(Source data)
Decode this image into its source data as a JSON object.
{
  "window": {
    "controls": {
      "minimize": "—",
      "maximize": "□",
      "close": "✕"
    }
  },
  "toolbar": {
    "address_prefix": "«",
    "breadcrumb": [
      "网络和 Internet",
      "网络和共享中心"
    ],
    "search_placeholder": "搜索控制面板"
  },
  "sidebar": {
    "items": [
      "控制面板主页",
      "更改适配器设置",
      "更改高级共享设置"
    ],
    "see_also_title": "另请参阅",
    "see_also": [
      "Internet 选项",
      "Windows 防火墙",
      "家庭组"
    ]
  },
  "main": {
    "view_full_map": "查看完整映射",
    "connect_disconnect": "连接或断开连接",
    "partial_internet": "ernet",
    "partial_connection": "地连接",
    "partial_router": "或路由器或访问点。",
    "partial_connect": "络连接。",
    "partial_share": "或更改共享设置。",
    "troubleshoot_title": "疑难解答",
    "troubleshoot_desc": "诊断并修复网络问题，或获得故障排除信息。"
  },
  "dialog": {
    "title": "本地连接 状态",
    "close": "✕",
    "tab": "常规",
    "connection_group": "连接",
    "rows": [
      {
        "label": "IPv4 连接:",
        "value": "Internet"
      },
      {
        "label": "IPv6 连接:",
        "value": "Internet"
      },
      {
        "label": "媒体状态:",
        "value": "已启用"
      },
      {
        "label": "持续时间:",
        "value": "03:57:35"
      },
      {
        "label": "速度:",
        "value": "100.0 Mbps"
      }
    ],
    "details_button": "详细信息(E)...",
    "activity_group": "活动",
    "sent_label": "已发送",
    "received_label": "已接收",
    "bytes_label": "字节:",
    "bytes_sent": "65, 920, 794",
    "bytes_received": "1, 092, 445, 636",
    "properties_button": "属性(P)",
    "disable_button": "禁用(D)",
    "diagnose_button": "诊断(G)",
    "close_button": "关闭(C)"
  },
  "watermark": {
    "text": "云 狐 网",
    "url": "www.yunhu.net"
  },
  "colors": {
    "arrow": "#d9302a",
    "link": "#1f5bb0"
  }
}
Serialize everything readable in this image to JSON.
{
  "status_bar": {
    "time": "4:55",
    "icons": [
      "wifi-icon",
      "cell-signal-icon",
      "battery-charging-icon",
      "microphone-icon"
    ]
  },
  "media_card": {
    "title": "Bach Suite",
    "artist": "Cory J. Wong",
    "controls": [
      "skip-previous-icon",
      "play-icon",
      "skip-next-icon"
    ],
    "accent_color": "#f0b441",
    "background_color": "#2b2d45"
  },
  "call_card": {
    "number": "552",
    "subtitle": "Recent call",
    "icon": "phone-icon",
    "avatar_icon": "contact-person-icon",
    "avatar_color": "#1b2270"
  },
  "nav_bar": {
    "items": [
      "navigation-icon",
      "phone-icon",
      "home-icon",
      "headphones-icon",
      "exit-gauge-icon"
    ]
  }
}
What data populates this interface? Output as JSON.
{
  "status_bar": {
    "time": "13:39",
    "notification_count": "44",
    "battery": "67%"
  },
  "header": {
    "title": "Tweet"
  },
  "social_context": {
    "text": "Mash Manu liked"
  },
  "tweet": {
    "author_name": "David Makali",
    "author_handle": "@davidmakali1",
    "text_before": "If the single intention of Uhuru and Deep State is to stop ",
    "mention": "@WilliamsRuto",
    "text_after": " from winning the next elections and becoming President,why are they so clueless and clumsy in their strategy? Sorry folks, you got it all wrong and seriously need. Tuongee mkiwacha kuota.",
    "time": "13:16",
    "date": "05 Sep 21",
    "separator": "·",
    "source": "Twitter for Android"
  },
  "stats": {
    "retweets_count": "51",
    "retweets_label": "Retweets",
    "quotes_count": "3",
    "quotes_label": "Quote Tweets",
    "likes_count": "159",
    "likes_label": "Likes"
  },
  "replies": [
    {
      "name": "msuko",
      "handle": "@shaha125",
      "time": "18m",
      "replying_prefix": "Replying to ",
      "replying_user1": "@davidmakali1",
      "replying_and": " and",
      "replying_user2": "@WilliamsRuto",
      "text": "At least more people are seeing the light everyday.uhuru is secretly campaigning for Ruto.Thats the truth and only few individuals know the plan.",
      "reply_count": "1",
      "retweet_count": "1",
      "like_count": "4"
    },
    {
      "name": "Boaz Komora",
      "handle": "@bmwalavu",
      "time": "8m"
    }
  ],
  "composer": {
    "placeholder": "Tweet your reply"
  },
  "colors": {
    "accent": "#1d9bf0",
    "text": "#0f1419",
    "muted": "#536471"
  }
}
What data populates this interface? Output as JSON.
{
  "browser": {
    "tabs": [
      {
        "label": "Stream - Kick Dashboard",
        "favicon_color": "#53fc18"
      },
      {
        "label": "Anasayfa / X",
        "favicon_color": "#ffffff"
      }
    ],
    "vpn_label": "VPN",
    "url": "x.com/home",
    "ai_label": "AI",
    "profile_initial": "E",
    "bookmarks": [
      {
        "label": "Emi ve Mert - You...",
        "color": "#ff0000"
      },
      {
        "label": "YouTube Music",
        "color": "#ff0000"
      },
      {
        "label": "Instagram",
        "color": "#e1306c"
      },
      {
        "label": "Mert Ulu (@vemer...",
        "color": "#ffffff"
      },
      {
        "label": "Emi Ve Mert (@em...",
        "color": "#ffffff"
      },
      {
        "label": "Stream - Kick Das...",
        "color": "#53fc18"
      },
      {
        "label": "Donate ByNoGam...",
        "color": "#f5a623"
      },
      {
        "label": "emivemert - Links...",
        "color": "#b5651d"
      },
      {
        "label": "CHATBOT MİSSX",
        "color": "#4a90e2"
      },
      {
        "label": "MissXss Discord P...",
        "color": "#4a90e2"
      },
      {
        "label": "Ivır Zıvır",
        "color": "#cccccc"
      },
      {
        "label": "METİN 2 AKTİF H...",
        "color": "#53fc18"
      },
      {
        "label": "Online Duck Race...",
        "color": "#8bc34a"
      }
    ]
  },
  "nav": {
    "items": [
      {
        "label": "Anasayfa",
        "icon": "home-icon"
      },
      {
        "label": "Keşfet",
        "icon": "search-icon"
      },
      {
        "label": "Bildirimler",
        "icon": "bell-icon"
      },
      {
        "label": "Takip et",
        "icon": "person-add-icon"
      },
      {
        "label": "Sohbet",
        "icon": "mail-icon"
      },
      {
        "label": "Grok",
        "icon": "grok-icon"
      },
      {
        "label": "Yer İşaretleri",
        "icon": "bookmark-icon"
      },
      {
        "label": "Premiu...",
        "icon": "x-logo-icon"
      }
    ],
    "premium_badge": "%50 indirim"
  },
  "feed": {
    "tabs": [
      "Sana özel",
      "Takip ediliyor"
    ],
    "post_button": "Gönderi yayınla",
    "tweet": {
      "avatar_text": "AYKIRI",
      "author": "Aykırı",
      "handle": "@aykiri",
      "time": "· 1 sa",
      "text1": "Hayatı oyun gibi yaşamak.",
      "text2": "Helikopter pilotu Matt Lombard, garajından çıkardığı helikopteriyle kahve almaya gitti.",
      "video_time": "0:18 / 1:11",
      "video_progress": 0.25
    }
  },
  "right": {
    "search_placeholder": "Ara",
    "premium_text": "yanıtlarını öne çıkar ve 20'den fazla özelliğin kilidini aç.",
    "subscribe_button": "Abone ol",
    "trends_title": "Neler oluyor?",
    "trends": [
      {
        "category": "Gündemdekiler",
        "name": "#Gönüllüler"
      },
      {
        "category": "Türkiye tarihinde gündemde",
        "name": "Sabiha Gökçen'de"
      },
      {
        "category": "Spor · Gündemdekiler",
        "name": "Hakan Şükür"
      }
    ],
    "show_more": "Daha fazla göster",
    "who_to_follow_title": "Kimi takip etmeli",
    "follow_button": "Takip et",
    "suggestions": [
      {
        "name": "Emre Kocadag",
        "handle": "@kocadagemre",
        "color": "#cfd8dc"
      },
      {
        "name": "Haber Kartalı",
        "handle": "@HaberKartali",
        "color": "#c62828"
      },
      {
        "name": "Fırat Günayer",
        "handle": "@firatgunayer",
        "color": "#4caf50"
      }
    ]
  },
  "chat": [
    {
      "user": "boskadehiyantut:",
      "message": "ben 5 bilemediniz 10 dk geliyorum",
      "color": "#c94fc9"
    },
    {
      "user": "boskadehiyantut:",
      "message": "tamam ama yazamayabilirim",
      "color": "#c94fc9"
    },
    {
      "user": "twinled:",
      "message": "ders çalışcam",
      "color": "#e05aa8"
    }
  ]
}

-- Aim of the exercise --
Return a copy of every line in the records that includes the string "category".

-- Response box --
        "category": "Gündemdekiler",
        "category": "Türkiye tarihinde gündemde",
        "category": "Spor · Gündemdekiler",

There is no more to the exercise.